“A friend knows an actress whose alarm code—2828—reminds her of the age she must never surpass. (The repetition adds a touch of hysteria, which I like.),“ writes Carina Chocano in an essay in last Sunday’s New York Times Magazine. It’s a sharp reminder of how early ageism kicks in for women, especially in LA, where Chocano lives. All around her actresses in their early thirties are playing characters unhinged by their reduced prospects and panicking about their careers, and with good reason.
“Women 40 and older make up 47 percent of the population but only 26 percent of the female population on TV,” according to Martha M. Lauzen, Director of San Diego State University’s Center for the Study of Women in Television and Film. There’s an academic term for that says Lauzen: symbolic annihilation. It’s defined in Wikipedia as “the absence of representation, or underrepresentation, of some group of people in the media. . . understood in the social sciences to be a means of maintaining social inequality.” The divide is cruelest where the worlds of acting and fashion converge and women face the one-two punch of sexism and ageism combined. (So much for my “greying of the cover girl” trend, sigh.)
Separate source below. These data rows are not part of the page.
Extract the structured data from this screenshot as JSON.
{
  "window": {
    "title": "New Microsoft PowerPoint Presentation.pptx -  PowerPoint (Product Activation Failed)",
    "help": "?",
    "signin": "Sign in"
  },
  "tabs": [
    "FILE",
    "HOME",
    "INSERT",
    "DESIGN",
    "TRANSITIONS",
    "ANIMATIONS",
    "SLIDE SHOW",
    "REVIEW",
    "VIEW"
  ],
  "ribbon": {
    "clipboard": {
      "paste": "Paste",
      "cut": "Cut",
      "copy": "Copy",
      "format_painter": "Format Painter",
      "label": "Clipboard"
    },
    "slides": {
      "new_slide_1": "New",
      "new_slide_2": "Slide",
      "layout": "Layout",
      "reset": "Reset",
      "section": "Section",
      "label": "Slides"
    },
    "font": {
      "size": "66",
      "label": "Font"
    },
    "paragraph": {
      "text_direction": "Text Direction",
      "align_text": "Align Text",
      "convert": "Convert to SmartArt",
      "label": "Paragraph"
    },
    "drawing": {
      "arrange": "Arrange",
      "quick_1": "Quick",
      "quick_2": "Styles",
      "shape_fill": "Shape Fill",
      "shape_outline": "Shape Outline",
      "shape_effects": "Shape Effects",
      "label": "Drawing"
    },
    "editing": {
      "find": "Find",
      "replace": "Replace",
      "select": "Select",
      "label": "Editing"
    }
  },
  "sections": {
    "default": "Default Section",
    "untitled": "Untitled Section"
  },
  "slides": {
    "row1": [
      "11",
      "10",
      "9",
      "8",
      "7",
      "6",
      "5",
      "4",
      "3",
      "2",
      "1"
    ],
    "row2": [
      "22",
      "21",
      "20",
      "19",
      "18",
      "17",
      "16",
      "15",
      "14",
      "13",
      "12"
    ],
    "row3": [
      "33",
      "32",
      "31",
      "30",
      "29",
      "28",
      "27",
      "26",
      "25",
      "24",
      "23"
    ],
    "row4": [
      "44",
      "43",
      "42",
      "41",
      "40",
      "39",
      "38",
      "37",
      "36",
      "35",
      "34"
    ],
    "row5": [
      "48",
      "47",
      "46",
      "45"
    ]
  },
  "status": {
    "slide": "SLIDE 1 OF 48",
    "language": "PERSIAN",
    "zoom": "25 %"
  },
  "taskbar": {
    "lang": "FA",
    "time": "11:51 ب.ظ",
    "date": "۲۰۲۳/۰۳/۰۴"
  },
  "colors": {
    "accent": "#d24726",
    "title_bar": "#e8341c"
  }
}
Fertility notwithstanding, why on earth, asks Chocano, do we privilege “the tragic, grotesque, totally unfair and yet unassailable ephemerality of a woman’s so-called prime . . . over any evidence to the contrary? We expect women to submit to its incontrovertible veracity with equanimity and shame, and we expect men to be gracious about it and try not to gloat. Mostly, we expect nobody to notice or question the different ways in which ‘primeness’ is constructed for each sex, which is not based on the same criteria at all.” Now that she’s in her 40s, Chocano understands how damaging it is to equate youth with worth. “I look back at this now—at how bad, how ashamed I felt for letting myself turn 29—and I can’t believe how much of my youth I squandered on feeling old.”